Religious significance and the Temples of Millions of Years.
The temples within the Valley, each built by individual kings or queens, were collectively known by the Egyptians as the “Temples of Millions of Years”. Early Egyptologists referred to them as funerary or mortuary temples, but in fact they were temples built for the worship of the deceased kings, and were even used for his worship while he lived. There were originally many more temples then one finds today, and those that remain are in much ruin.
Amun was the principle deity worshiped at Thebes, and the Pharaoh was considered his son. Celebrating this union, each year a celebration was held called the Beautiful Feast of the Valley, where the royal power was renewed and strengthened. Also, on the 30th year of the pharaoh’s reign, the sed-festival took place in order to renew the king’s strength, as well as the vitality of all Egypt. These celebrations took place in the Temples of Millions of Years, and so activity on the Theban West Bank was centered around the Temples, while the tombs themselves were for the most part off limits.
The temples were meant to honor the dead king, perhaps through eternity. In fact, they might more resemble a modern foundation or trust. They were intended to keep the king’s cult alive, guaranteeing him eternal deification, and not simply through festivals.
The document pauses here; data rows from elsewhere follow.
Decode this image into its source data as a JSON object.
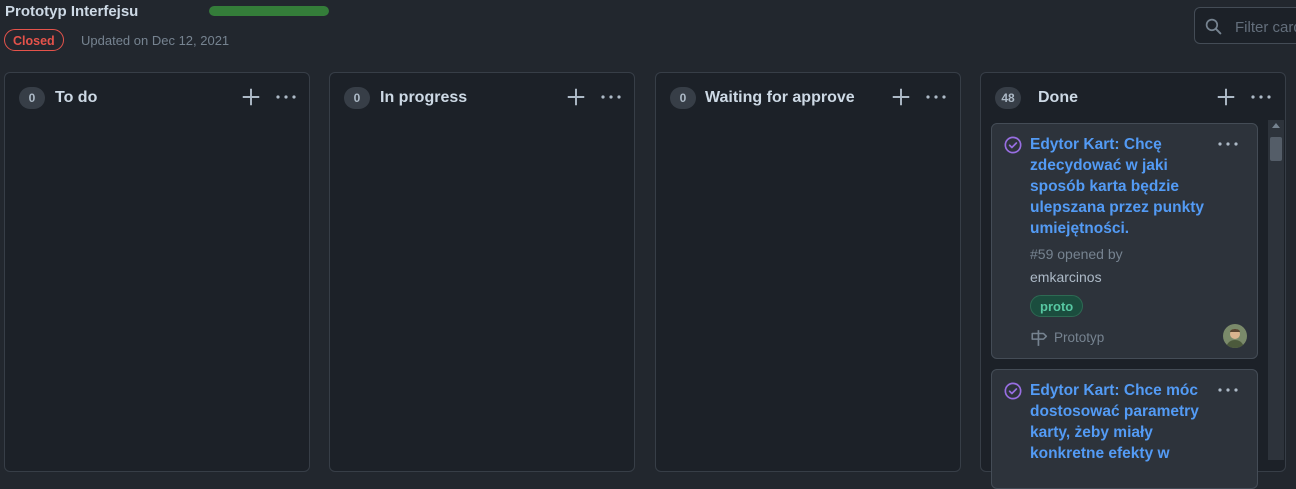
{
  "project": {
    "title": "Prototyp Interfejsu",
    "progress_fraction": 1.0,
    "state": "Closed",
    "updated": "Updated on Dec 12, 2021",
    "filter_placeholder": "Filter cards"
  },
  "colors": {
    "background": "#22272e",
    "column_bg": "#1c2128",
    "link": "#539bf5",
    "closed_red": "#e5534b",
    "progress_green": "#347d39",
    "done_purple": "#986ee2",
    "label_green": "#57c7a2"
  },
  "columns": [
    {
      "count": "0",
      "name": "To do"
    },
    {
      "count": "0",
      "name": "In progress"
    },
    {
      "count": "0",
      "name": "Waiting for approve"
    },
    {
      "count": "48",
      "name": "Done"
    }
  ],
  "cards": [
    {
      "state_icon": "issue-closed-icon",
      "title": "Edytor Kart: Chcę zdecydować w jaki sposób karta będzie ulepszana przez punkty umiejętności.",
      "meta": "#59 opened by",
      "author": "emkarcinos",
      "label": "proto",
      "milestone": "Prototyp"
    },
    {
      "state_icon": "issue-closed-icon",
      "title": "Edytor Kart: Chce móc dostosować parametry karty, żeby miały konkretne efekty w"
    }
  ]
}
For example, the storerooms of the Ramesseum were capable of storing enough grain for 15 to 20 thousand people. In effect, the temples were endowed with property and assets by the king before his death, so that after his death, the temple could continue to fund exploits and building projects in his name.
Typically, tourists to the West Bank will spend a day there, or even a half day. They are shown a few tombs, including several in the Valley of the Kings, and perhaps one in the Valley of the Queens, and they visit several of the temples, most notably those of Deir el-Bahri. To an extent, this provides something of an overall picture of the West Bank, but its complexity and size are often not realized.